From superstorms to droughts, not a week goes by without a major disruption somewhere in the U.S. But with the right planning, natural disasters don't have to be devastating.
updated 9:53 AM EST, Mon December 15, 2014
Would you rather be sexy or smart? Carol Costello says she hates this dumb question.
updated 5:53 PM EST, Sun December 14, 2014
A story about Pope Francis allegedly saying animals can go to heaven went viral late last week. The problem is that it wasn't true. Heidi Schlumpf looks at the discussion.
updated 10:50 AM EST, Sun December 14, 2014

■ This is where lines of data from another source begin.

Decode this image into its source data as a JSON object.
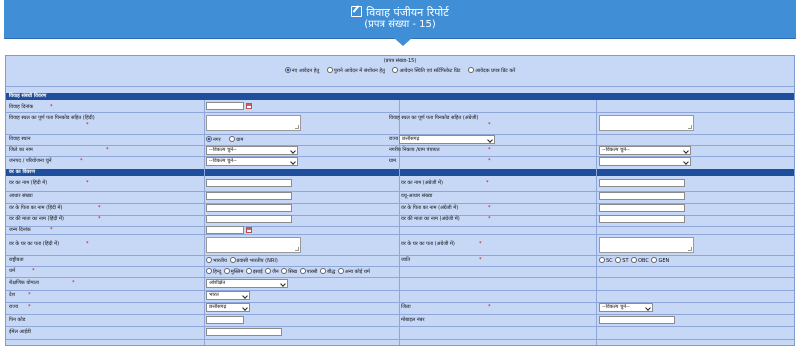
{
  "header": {
    "title": "विवाह पंजीयन रिपोर्ट",
    "subtitle": "(प्रपत्र संख्या - 15)"
  },
  "form": {
    "prapatra_note": "(प्रपत्र संख्या-15)",
    "radio_options": [
      "नए आवेदन हेतु",
      "पुराने आवेदन में संशोधन हेतु",
      "आवेदन स्थिति एवं सर्टिफिकेट प्रिंट",
      "आवेदक प्रपत्र प्रिंट करें"
    ],
    "sections": {
      "vivah": "विवाह संबंधी विवरण",
      "var": "वर का विवरण"
    },
    "labels": {
      "vivah_dinank": "विवाह दिनांक",
      "vivah_sthal_hindi": "विवाह स्थल का पूर्ण पता पिनकोड सहित (हिंदी)",
      "vivah_sthal_english": "विवाह स्थल का पूर्ण पता पिनकोड सहित (अंग्रेजी)",
      "vivah_sthan": "विवाह स्थान",
      "rajya": "राज्य",
      "zile_ka_naam": "जिले का नाम",
      "nagar_nikay": "नगरीय निकाय /ग्राम पंचायत",
      "janpad": "जनपद / परियोजना चुनें",
      "gram": "ग्राम",
      "var_naam_hindi": "वर का नाम (हिंदी में)",
      "var_naam_english": "वर का नाम (अंग्रेजी में)",
      "aadhar": "आधार संख्या",
      "dus_aadhar": "वधू-आधार संख्या",
      "pita_hindi": "वर के पिता का नाम (हिंदी में)",
      "pita_english": "वर के पिता का नाम (अंग्रेजी में)",
      "mata_hindi": "वर की माता का नाम (हिंदी में)",
      "mata_english": "वर की माता का नाम (अंग्रेजी में)",
      "janm_tithi": "जन्म दिनांक",
      "pata_hindi": "वर के घर का पता (हिंदी में)",
      "pata_english": "वर के घर का पता (अंग्रेजी में)",
      "rashtriyata": "राष्ट्रीयता",
      "jati": "जाति",
      "dharm": "धर्म",
      "shaikshanik_yogyata": "शैक्षणिक योग्यता",
      "desh": "देश",
      "rajya2": "राज्य",
      "jila": "जिला",
      "pin_code": "पिन कोड",
      "mobile": "मोबाइल नंबर",
      "email": "ईमेल आईडी"
    },
    "required_mark": "*",
    "values": {
      "vivah_sthan_opts": [
        "नगर",
        "ग्राम"
      ],
      "rajya_value": "छत्तीसगढ़",
      "select_placeholder": "--विकल्प चुनें--",
      "rashtriyata_opts": [
        "भारतीय",
        "प्रवासी भारतीय (NRI)"
      ],
      "jati_opts": [
        "SC",
        "ST",
        "OBC",
        "GEN"
      ],
      "dharm_opts": [
        "हिन्दू",
        "मुस्लिम",
        "इसाई",
        "जैन",
        "सिख",
        "पारसी",
        "बौद्ध",
        "अन्य कोई धर्म"
      ],
      "shaikshanik_value": "अशिक्षित",
      "desh_value": "भारत",
      "rajya2_value": "छत्तीसगढ़",
      "jila_value": "--विकल्प चुनें--"
    }
  }
}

Democratic leaders should wake up to the reality that the party's path to electoral power runs through the streets, where part of the party's base has been marching for months, says Errol Louis
updated 4:23 PM EST, Sat December 13, 2014
David Gergen: John Brennan deserves a national salute for his efforts to put the report about the CIA in perspective
updated 9:26 AM EST, Fri December 12, 2014
Anwar Sanders says that in some ways, cops and protesters are on the same side
updated 9:39 AM EST, Thu December 11, 2014
A view by Samir Naji, a Yemeni who was accused of serving in Osama bin Laden's security detail and imprisoned for nearly 13 years without charge in Guantanamo Bay
updated 12:38 PM EST, Sun December 14, 2014
S.E. Cupp asks: How much reality do you really want in your escapist TV fare?
updated 1:28 PM EST, Thu December 11, 2014
Rip Rapson says the city's 'Grand Bargain' saved pensions and a world class art collection by pulling varied stakeholders together, setting civic priorities and thinking outside the box
updated 6:10 PM EST, Sat December 13, 2014
Glenn Schwartz says the airing of the company's embarrassing emails might wake us up to the usefulness of talking in-person instead of electronically
updated 5:33 PM EST, Fri December 12, 2014
The computer glitch that disrupted air traffic over the U.K. on Friday was a nuisance, but not dangerous, says Les Abend
ADVERTISEMENT
ADVERTISEMENT
ADVERTISEMENT
ADVERTISEMENT